#### WORK ITEM:
Restate the records so that not a single word differs.

Excerpts from an interface dataset:
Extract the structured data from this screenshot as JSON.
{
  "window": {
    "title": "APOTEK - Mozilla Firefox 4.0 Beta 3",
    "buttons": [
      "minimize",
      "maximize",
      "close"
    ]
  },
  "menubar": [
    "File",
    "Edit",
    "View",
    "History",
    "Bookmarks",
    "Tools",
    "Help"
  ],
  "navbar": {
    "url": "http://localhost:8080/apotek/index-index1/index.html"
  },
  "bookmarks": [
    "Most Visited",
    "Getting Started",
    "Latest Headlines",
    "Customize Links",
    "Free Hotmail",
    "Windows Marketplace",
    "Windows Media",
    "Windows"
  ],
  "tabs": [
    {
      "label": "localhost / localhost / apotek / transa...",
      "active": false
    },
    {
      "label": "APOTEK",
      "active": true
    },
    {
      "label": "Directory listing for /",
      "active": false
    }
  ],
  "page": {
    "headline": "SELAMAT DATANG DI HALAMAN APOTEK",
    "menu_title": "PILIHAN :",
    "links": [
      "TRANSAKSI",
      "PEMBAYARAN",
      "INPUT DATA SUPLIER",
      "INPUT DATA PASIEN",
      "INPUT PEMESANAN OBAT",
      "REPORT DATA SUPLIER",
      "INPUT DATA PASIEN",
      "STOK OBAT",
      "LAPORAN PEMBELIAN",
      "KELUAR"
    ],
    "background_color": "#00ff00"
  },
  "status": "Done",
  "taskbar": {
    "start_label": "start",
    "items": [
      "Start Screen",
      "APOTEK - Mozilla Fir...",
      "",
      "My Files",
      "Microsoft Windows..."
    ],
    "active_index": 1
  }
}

#### EXERCISE ANSWER:
Extract the structured data from this screenshot as JSON.
{
  "window": {
    "title": "APOTEK - Mozilla Firefox 4.0 Beta 3",
    "buttons": [
      "minimize",
      "maximize",
      "close"
    ]
  },
  "menubar": [
    "File",
    "Edit",
    "View",
    "History",
    "Bookmarks",
    "Tools",
    "Help"
  ],
  "navbar": {
    "url": "http://localhost:8080/apotek/index-index1/index.html"
  },
  "bookmarks": [
    "Most Visited",
    "Getting Started",
    "Latest Headlines",
    "Customize Links",
    "Free Hotmail",
    "Windows Marketplace",
    "Windows Media",
    "Windows"
  ],
  "tabs": [
    {
      "label": "localhost / localhost / apotek / transa...",
      "active": false
    },
    {
      "label": "APOTEK",
      "active": true
    },
    {
      "label": "Directory listing for /",
      "active": false
    }
  ],
  "page": {
    "headline": "SELAMAT DATANG DI HALAMAN APOTEK",
    "menu_title": "PILIHAN :",
    "links": [
      "TRANSAKSI",
      "PEMBAYARAN",
      "INPUT DATA SUPLIER",
      "INPUT DATA PASIEN",
      "INPUT PEMESANAN OBAT",
      "REPORT DATA SUPLIER",
      "INPUT DATA PASIEN",
      "STOK OBAT",
      "LAPORAN PEMBELIAN",
      "KELUAR"
    ],
    "background_color": "#00ff00"
  },
  "status": "Done",
  "taskbar": {
    "start_label": "start",
    "items": [
      "Start Screen",
      "APOTEK - Mozilla Fir...",
      "",
      "My Files",
      "Microsoft Windows..."
    ],
    "active_index": 1
  }
}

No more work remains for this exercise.